5: College Football:1990. Colorado “defeated” Missouri in Columbia with the help of five downs on the crucial, game-winning drive. Oops. Mayhem ensued and bottles were tossed. Victory helped Colorado win a share of the national championship.
6: College Football: 1969. UCLA fans still scoff at a fourth-down pass interference call, Danny Graham on USC receiver Sam Dickerson, that helped the Trojans to a game-winning touchdown.
“It seems like my whole life just went down the drain,” Graham was quoted in the L.A. Times.
7:American League Playoffs. 2005. Angels vs. Chicago White Sox. Anaheim loyalists haven’t forgiven home plate umpire Doug Eddings for a call that could have cost the Angels a chance for their second pennant. In a 1-1 game, Eddings called strike three on an inning-ending swing-and-miss by A. J Pierzynski. Angel catcher Josh Paul rolled the ball back to the mound on his way to the dugout but Pierzynski ran to first, claiming the third strike was dropped. The umpires ruled against the Angels. Chicago won the game and the series.
Eddings’s name in Anaheim is still mud, and A.J. Pierzynski remains the seventh-son of SATAN.
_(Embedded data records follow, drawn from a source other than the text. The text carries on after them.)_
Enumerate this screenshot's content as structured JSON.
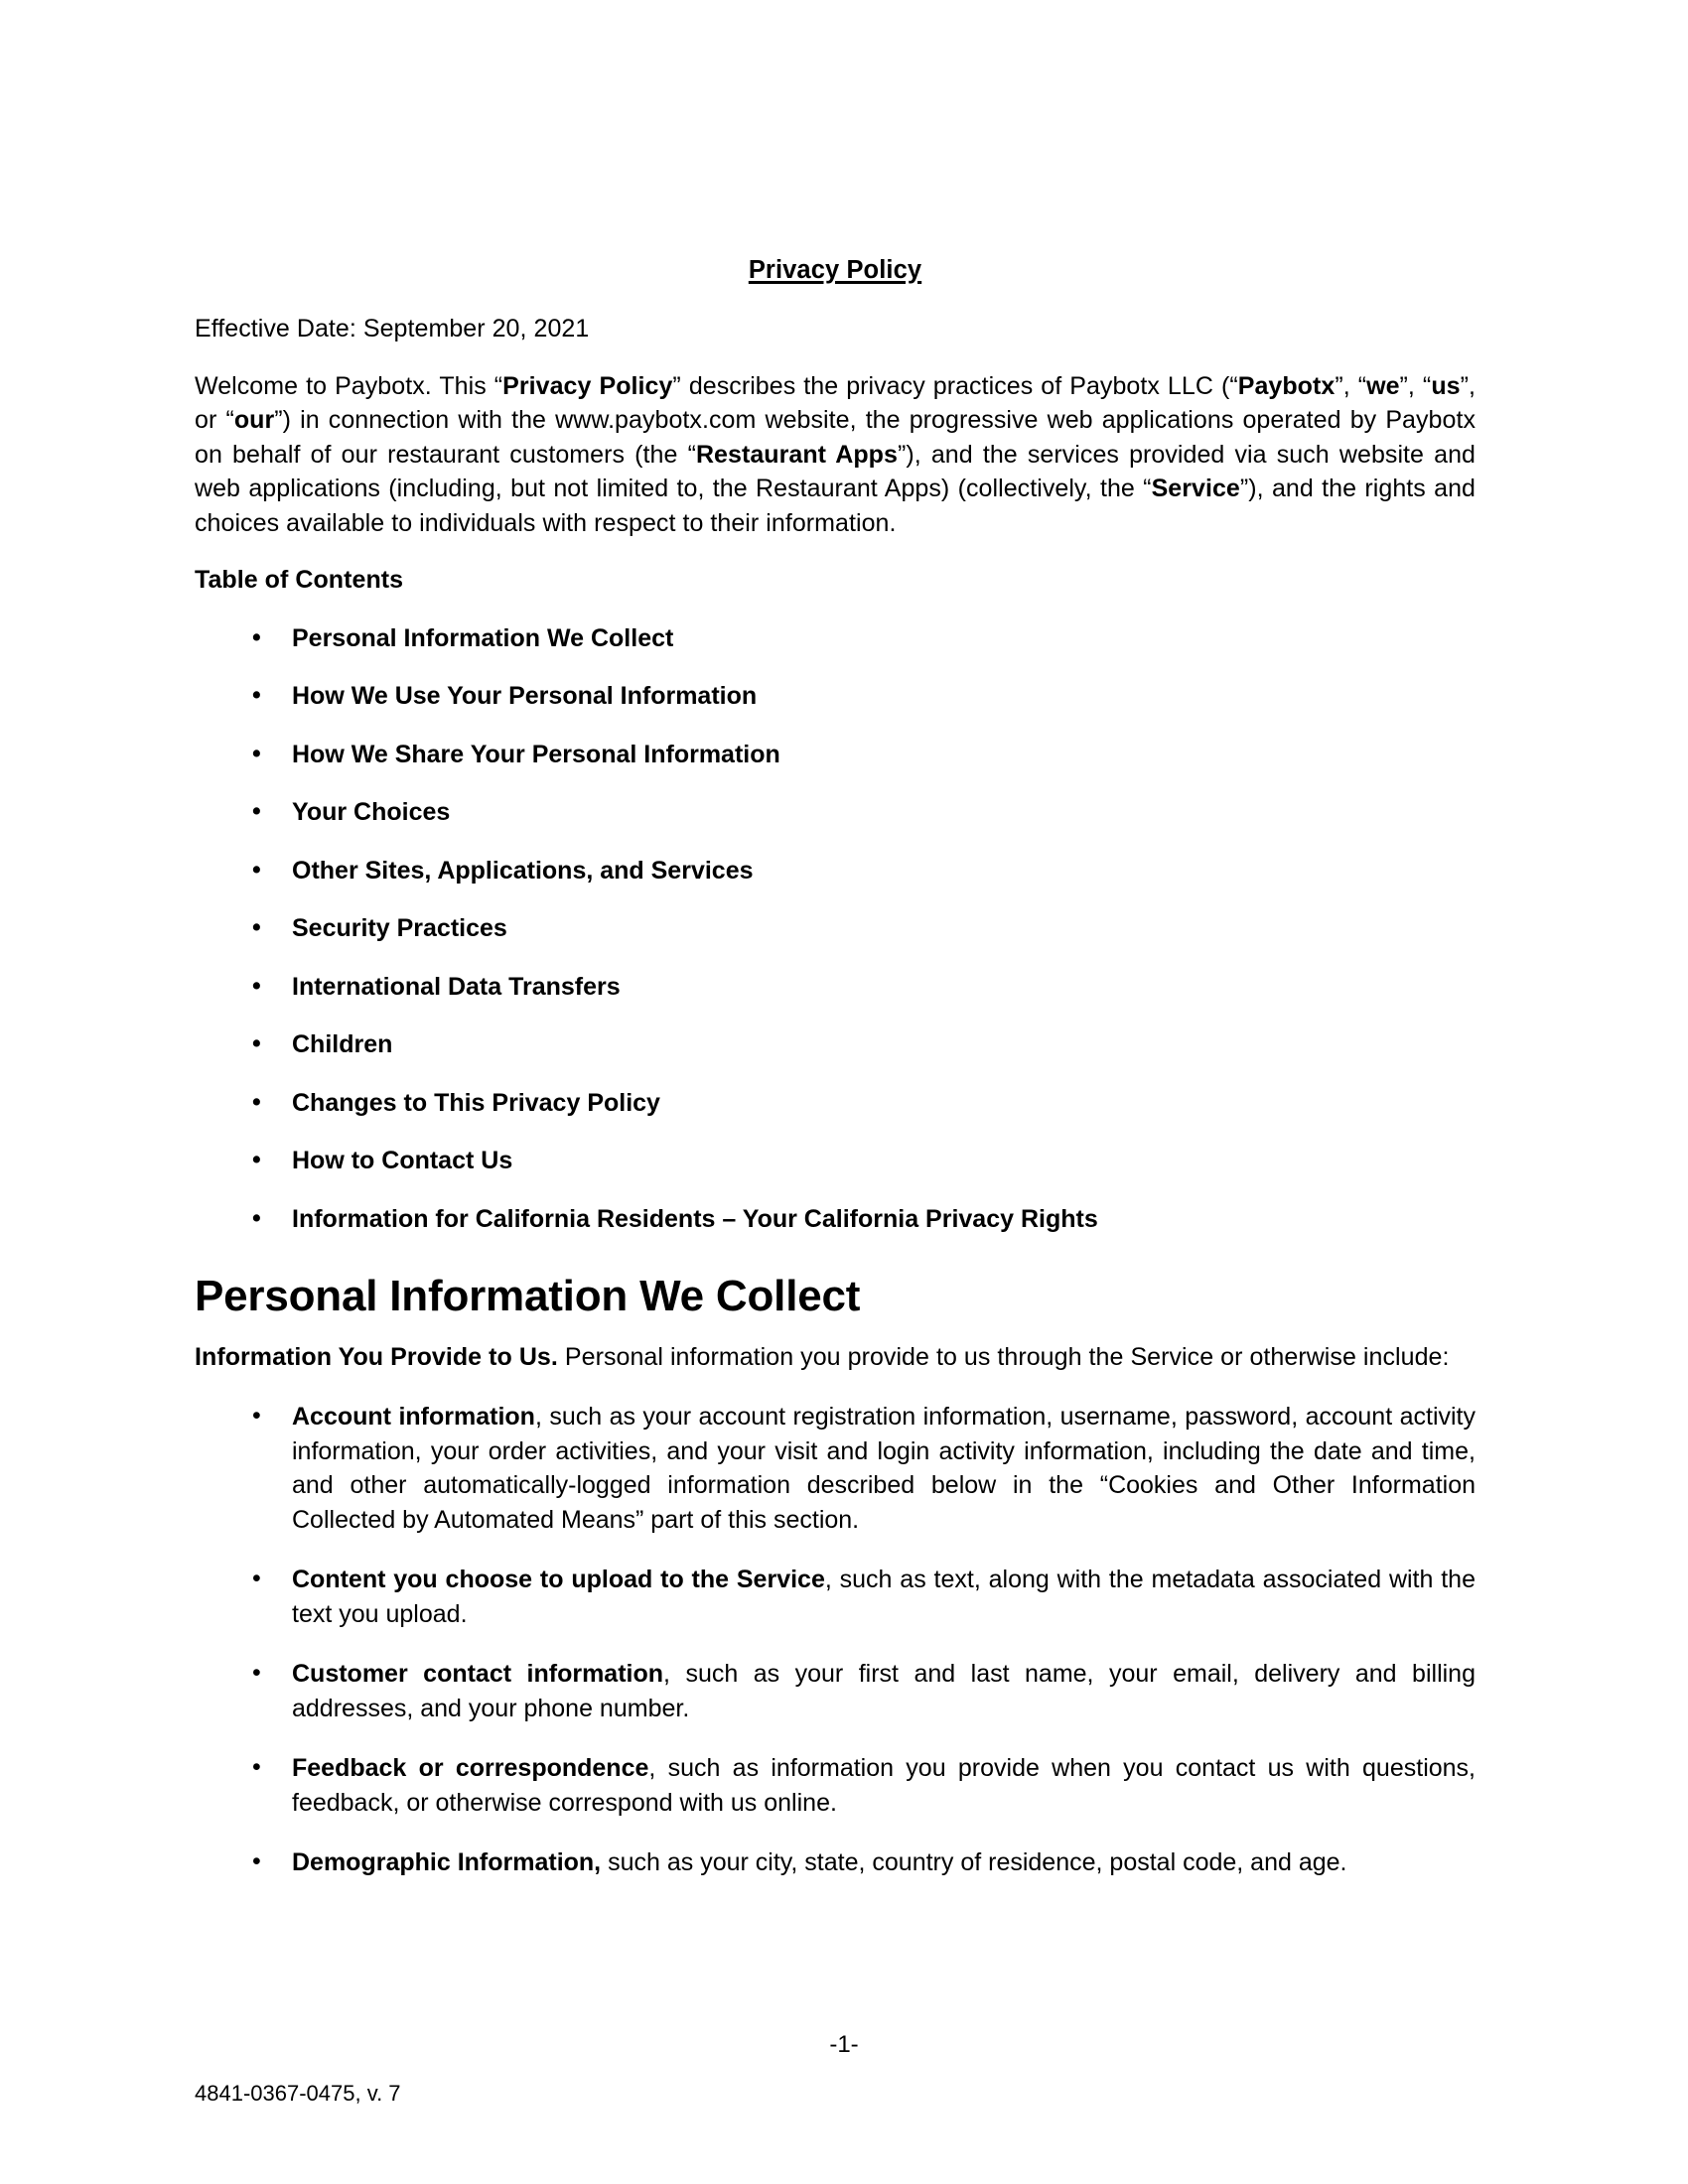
{
  "document": {
    "title": "Privacy Policy",
    "effective_date": "Effective Date: September 20, 2021"
  },
  "intro": {
    "p1_part1": "Welcome to Paybotx. This “",
    "p1_b1": "Privacy Policy",
    "p1_part2": "” describes the privacy practices of Paybotx LLC (“",
    "p1_b2": "Paybotx",
    "p1_part3": "”, “",
    "p1_b3": "we",
    "p1_part4": "”, “",
    "p1_b4": "us",
    "p1_part5": "”, or “",
    "p1_b5": "our",
    "p1_part6": "”) in connection with the www.paybotx.com website, the progressive web applications operated by Paybotx on behalf of our restaurant customers (the “",
    "p1_b6": "Restaurant Apps",
    "p1_part7": "”), and the services provided via such website and web applications (including, but not limited to, the Restaurant Apps) (collectively, the “",
    "p1_b7": "Service",
    "p1_part8": "”), and the rights and choices available to individuals with respect to their information."
  },
  "toc": {
    "heading": "Table of Contents",
    "items": [
      {
        "label": "Personal Information We Collect"
      },
      {
        "label": "How We Use Your Personal Information"
      },
      {
        "label": "How We Share Your Personal Information"
      },
      {
        "label": "Your Choices"
      },
      {
        "label": "Other Sites, Applications, and Services"
      },
      {
        "label": "Security Practices"
      },
      {
        "label": "International Data Transfers"
      },
      {
        "label": "Children"
      },
      {
        "label": "Changes to This Privacy Policy"
      },
      {
        "label": "How to Contact Us"
      },
      {
        "label": "Information for California Residents – Your California Privacy Rights"
      }
    ]
  },
  "section": {
    "heading": "Personal Information We Collect",
    "intro_bold": "Information You Provide to  Us.",
    "intro_rest": " Personal information you provide to us through the Service or otherwise include:",
    "bullets": [
      {
        "lead": "Account information",
        "rest": ", such as your account registration information, username, password, account activity information, your order activities,  and your visit and login activity information, including the date and time, and other automatically-logged information described below in the “Cookies and Other Information Collected by Automated Means” part of this section."
      },
      {
        "lead": "Content you choose to upload to the Service",
        "rest": ", such as text, along with the metadata associated with the text you upload."
      },
      {
        "lead": "Customer contact information",
        "rest": ", such as your first and last name, your email, delivery and billing addresses, and your phone number."
      },
      {
        "lead": "Feedback or correspondence",
        "rest": ", such as information you provide when you contact us with questions, feedback, or otherwise correspond with us online."
      },
      {
        "lead": "Demographic Information,",
        "rest": " such as your city, state, country of residence, postal code, and age."
      }
    ]
  },
  "footer": {
    "page_number": "-1-",
    "doc_reference": "4841-0367-0475, v. 7"
  }
}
8: Basketball.NBA Finals. Game 6. 1998. Chicago star Michael Jordan hit the game-winning shot with 5.2 seconds left. Utah fans still claim Jordan pushed off on Bryon Russell and should have been called for an offensive foul. Jordan won six NBA titles with the Bulls while Utah is still in search of its first. A few years ago, Matthew Durrant, Chief Justice of the Utah’s Supreme Court, ruled in a filing that Jordan should have been called for the foul.
9: Baseball. American League Championship Series.1996. Baltimore vs. New York. Game one. Jeffrey Maier, a 12-year-old Yankees fan, reached into field of play to touch what was erroneously ruled a home run for rookie Derek Jeter. Baltimore right fielder Tony Tarasco went bonkers, claiming he could have caught the ball. Umpire Rich Garcia, pre-replay, stuck with his call. Jeter’s homer tied game and the Yankees win in extra innings.
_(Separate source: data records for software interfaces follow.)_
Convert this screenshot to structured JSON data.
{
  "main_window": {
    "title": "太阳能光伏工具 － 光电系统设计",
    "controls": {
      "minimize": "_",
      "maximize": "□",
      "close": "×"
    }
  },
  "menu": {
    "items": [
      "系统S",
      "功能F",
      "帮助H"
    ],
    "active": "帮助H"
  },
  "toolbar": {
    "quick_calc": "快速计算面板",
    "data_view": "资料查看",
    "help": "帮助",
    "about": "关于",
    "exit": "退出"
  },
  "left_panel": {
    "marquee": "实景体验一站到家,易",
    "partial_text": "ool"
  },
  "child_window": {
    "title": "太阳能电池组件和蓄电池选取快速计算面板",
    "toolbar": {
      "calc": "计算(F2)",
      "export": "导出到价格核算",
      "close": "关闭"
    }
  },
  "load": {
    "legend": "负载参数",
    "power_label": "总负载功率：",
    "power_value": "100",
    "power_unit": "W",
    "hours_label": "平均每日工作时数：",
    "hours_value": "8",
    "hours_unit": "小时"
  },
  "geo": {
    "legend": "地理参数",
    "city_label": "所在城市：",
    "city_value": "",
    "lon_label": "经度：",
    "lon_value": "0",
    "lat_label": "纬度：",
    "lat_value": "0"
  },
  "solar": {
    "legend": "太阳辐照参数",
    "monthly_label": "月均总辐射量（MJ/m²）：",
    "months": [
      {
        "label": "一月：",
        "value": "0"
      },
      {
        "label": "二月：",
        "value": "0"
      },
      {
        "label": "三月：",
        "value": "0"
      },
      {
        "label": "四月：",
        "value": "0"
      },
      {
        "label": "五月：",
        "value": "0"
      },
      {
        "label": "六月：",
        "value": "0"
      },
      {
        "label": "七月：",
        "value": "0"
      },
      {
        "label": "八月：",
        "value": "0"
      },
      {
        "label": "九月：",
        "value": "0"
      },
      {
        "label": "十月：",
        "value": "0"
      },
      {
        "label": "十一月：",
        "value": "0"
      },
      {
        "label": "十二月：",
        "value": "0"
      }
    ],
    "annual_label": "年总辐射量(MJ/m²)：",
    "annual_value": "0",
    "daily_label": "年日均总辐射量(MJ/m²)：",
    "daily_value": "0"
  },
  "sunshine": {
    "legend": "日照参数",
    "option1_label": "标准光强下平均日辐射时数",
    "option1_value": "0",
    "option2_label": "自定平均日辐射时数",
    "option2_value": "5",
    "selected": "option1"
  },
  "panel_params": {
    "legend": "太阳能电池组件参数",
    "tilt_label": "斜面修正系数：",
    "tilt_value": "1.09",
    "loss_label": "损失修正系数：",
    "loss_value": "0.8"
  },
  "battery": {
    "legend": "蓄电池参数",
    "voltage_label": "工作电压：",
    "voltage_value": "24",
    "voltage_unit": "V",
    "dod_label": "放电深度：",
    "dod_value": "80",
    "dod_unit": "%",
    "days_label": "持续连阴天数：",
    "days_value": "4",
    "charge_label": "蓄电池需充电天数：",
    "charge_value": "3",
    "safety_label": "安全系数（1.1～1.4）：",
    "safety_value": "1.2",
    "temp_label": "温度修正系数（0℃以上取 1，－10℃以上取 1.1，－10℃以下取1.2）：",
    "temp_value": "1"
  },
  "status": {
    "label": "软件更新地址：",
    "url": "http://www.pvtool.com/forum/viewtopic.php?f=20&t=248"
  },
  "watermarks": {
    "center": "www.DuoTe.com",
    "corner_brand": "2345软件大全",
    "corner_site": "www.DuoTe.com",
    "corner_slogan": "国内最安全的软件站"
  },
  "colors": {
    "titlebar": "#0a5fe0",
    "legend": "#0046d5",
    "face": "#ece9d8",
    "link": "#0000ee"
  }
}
Maier remains a hero because he helped the home team. Conversely, poor fan\man Steve Bartman, became a goat in Chicago because a non-interference call against him in 2003 hurt the home-town Cubbies.
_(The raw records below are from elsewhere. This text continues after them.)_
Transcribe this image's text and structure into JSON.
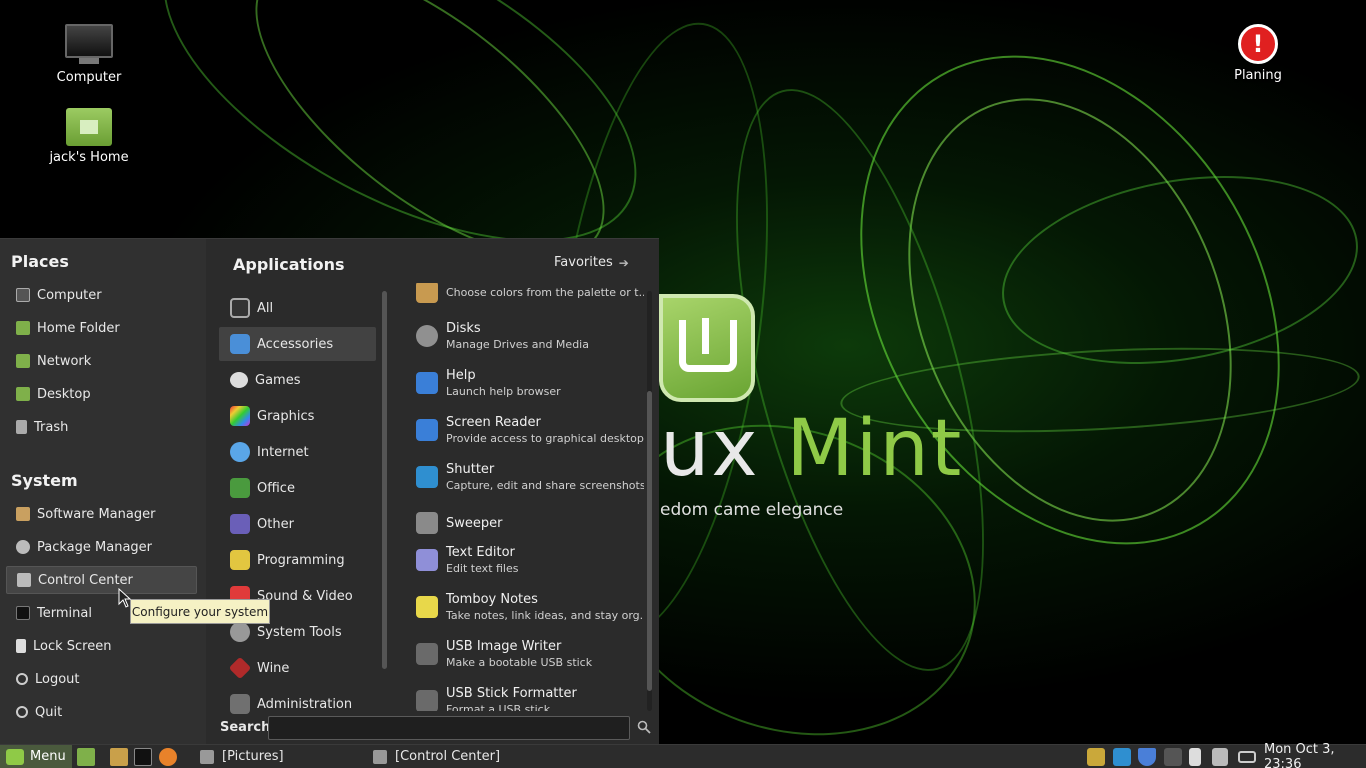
{
  "wallpaper": {
    "brand_word_main": "ux ",
    "brand_word_accent": "Mint",
    "tagline": "edom came elegance"
  },
  "desktop": {
    "icons": [
      {
        "label": "Computer"
      },
      {
        "label": "jack's Home"
      },
      {
        "label": "Planing"
      }
    ]
  },
  "menu": {
    "places_title": "Places",
    "places": [
      {
        "label": "Computer",
        "icon": "computer-icon"
      },
      {
        "label": "Home Folder",
        "icon": "home-folder-icon"
      },
      {
        "label": "Network",
        "icon": "network-icon"
      },
      {
        "label": "Desktop",
        "icon": "desktop-icon"
      },
      {
        "label": "Trash",
        "icon": "trash-icon"
      }
    ],
    "system_title": "System",
    "system": [
      {
        "label": "Software Manager",
        "icon": "software-manager-icon"
      },
      {
        "label": "Package Manager",
        "icon": "package-manager-icon"
      },
      {
        "label": "Control Center",
        "icon": "control-center-icon"
      },
      {
        "label": "Terminal",
        "icon": "terminal-icon"
      },
      {
        "label": "Lock Screen",
        "icon": "lock-icon"
      },
      {
        "label": "Logout",
        "icon": "logout-icon"
      },
      {
        "label": "Quit",
        "icon": "power-icon"
      }
    ],
    "applications_title": "Applications",
    "favorites_label": "Favorites",
    "categories": [
      {
        "label": "All",
        "color": "#3a3a3a"
      },
      {
        "label": "Accessories",
        "color": "#4a8fd8"
      },
      {
        "label": "Games",
        "color": "#3a3a3a"
      },
      {
        "label": "Graphics",
        "color": "#c84fb0"
      },
      {
        "label": "Internet",
        "color": "#5aa6e8"
      },
      {
        "label": "Office",
        "color": "#4a9a3e"
      },
      {
        "label": "Other",
        "color": "#6a5fb8"
      },
      {
        "label": "Programming",
        "color": "#e2c640"
      },
      {
        "label": "Sound & Video",
        "color": "#e03a3a"
      },
      {
        "label": "System Tools",
        "color": "#555555"
      },
      {
        "label": "Wine",
        "color": "#b02a2a"
      },
      {
        "label": "Administration",
        "color": "#707070"
      }
    ],
    "apps": [
      {
        "name": "",
        "desc": "Choose colors from the palette or t...",
        "color": "#c89a50"
      },
      {
        "name": "Disks",
        "desc": "Manage Drives and Media",
        "color": "#909090"
      },
      {
        "name": "Help",
        "desc": "Launch help browser",
        "color": "#3a7fd8"
      },
      {
        "name": "Screen Reader",
        "desc": "Provide access to graphical desktop...",
        "color": "#3a7fd8"
      },
      {
        "name": "Shutter",
        "desc": "Capture, edit and share screenshots",
        "color": "#2f8fd0"
      },
      {
        "name": "Sweeper",
        "desc": "",
        "color": "#8a8a8a"
      },
      {
        "name": "Text Editor",
        "desc": "Edit text files",
        "color": "#8f8fd8"
      },
      {
        "name": "Tomboy Notes",
        "desc": "Take notes, link ideas, and stay org...",
        "color": "#e8d84a"
      },
      {
        "name": "USB Image Writer",
        "desc": "Make a bootable USB stick",
        "color": "#6a6a6a"
      },
      {
        "name": "USB Stick Formatter",
        "desc": "Format a USB stick",
        "color": "#6a6a6a"
      }
    ],
    "search_label": "Search:",
    "search_value": "",
    "tooltip": "Configure your system"
  },
  "panel": {
    "menu_label": "Menu",
    "tasks": [
      {
        "label": "[Pictures]"
      },
      {
        "label": "[Control Center]"
      }
    ],
    "clock": "Mon Oct  3, 23:36"
  }
}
10: College Football. This year. Washington State at USC. The Cougars were driving for a potential game-winning touchdown at the Coliseum when quarterback Gardner Minshew was clocked helmet-to-helmet by USC linebacker Porter Gustin. It should have been “targeting” but Gustin was ultimately not penalized. Washington State had to settle for a game-tying field goal attempt, which was blocked. The non-call might have cost Washington State the Pac 12 title and trip to the Rose Bowl.